## [Your objective]
What you return must match the records word for word, except that images are dropped.

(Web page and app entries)

======

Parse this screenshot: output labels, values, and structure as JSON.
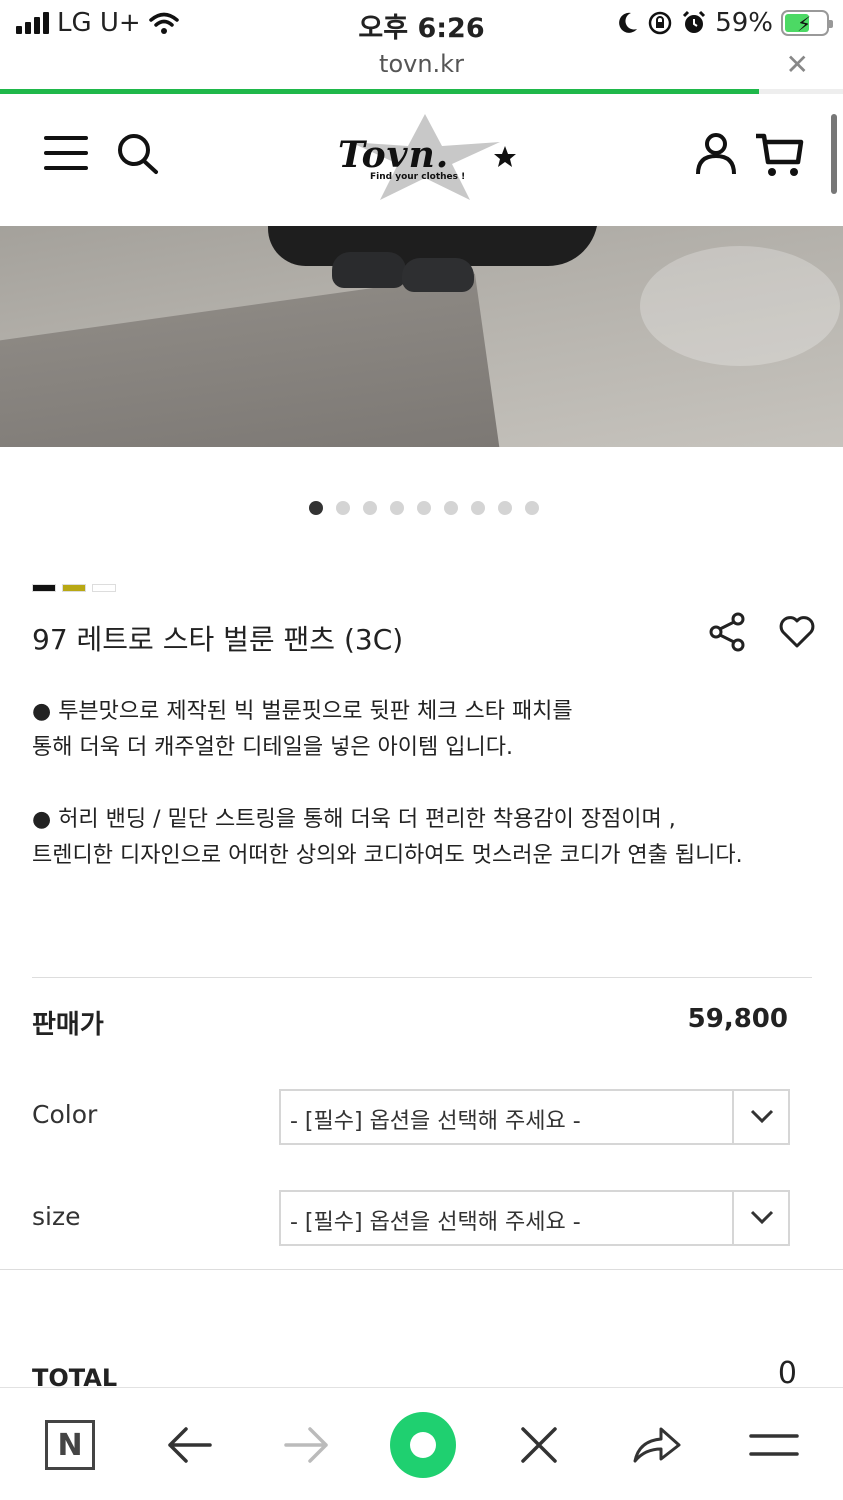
{
  "status_bar": {
    "carrier": "LG U+",
    "time": "오후 6:26",
    "battery": "59%",
    "battery_level": 0.59
  },
  "browser": {
    "url": "tovn.kr",
    "close_glyph": "✕",
    "load_progress": 0.9
  },
  "site": {
    "logo_text": "Tovn.",
    "logo_tagline": "Find your clothes !"
  },
  "gallery": {
    "dot_count": 9,
    "active_index": 0
  },
  "product": {
    "swatch_colors": [
      "#111111",
      "#b8a814",
      "#ffffff"
    ],
    "title": "97 레트로 스타 벌룬 팬츠 (3C)",
    "description": [
      [
        "● 투븐맛으로 제작된 빅 벌룬핏으로 뒷판 체크 스타 패치를",
        "통해 더욱 더 캐주얼한 디테일을 넣은 아이템 입니다."
      ],
      [
        "● 허리 밴딩 / 밑단 스트링을 통해 더욱 더 편리한 착용감이 장점이며 ,",
        "트렌디한 디자인으로 어떠한 상의와 코디하여도 멋스러운 코디가 연출 됩니다."
      ]
    ]
  },
  "purchase": {
    "price_label": "판매가",
    "price_value": "59,800",
    "options": [
      {
        "label": "Color",
        "placeholder": "- [필수] 옵션을 선택해 주세요 -"
      },
      {
        "label": "size",
        "placeholder": "- [필수] 옵션을 선택해 주세요 -"
      }
    ],
    "total_label": "TOTAL",
    "total_value": "0"
  },
  "bottom_nav": {
    "n_label": "N",
    "icons": [
      "naver-home-icon",
      "back-arrow-icon",
      "forward-arrow-icon",
      "green-dot-button",
      "close-icon",
      "share-icon",
      "menu-icon"
    ]
  },
  "colors": {
    "accent_green": "#1fd070",
    "progress_green": "#1fb84a"
  }
}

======

## [Solution to this exercise]
Parse this screenshot: output labels, values, and structure as JSON.
{
  "status_bar": {
    "carrier": "LG U+",
    "time": "오후 6:26",
    "battery": "59%",
    "battery_level": 0.59
  },
  "browser": {
    "url": "tovn.kr",
    "close_glyph": "✕",
    "load_progress": 0.9
  },
  "site": {
    "logo_text": "Tovn.",
    "logo_tagline": "Find your clothes !"
  },
  "gallery": {
    "dot_count": 9,
    "active_index": 0
  },
  "product": {
    "swatch_colors": [
      "#111111",
      "#b8a814",
      "#ffffff"
    ],
    "title": "97 레트로 스타 벌룬 팬츠 (3C)",
    "description": [
      [
        "● 투븐맛으로 제작된 빅 벌룬핏으로 뒷판 체크 스타 패치를",
        "통해 더욱 더 캐주얼한 디테일을 넣은 아이템 입니다."
      ],
      [
        "● 허리 밴딩 / 밑단 스트링을 통해 더욱 더 편리한 착용감이 장점이며 ,",
        "트렌디한 디자인으로 어떠한 상의와 코디하여도 멋스러운 코디가 연출 됩니다."
      ]
    ]
  },
  "purchase": {
    "price_label": "판매가",
    "price_value": "59,800",
    "options": [
      {
        "label": "Color",
        "placeholder": "- [필수] 옵션을 선택해 주세요 -"
      },
      {
        "label": "size",
        "placeholder": "- [필수] 옵션을 선택해 주세요 -"
      }
    ],
    "total_label": "TOTAL",
    "total_value": "0"
  },
  "bottom_nav": {
    "n_label": "N",
    "icons": [
      "naver-home-icon",
      "back-arrow-icon",
      "forward-arrow-icon",
      "green-dot-button",
      "close-icon",
      "share-icon",
      "menu-icon"
    ]
  },
  "colors": {
    "accent_green": "#1fd070",
    "progress_green": "#1fb84a"
  }
}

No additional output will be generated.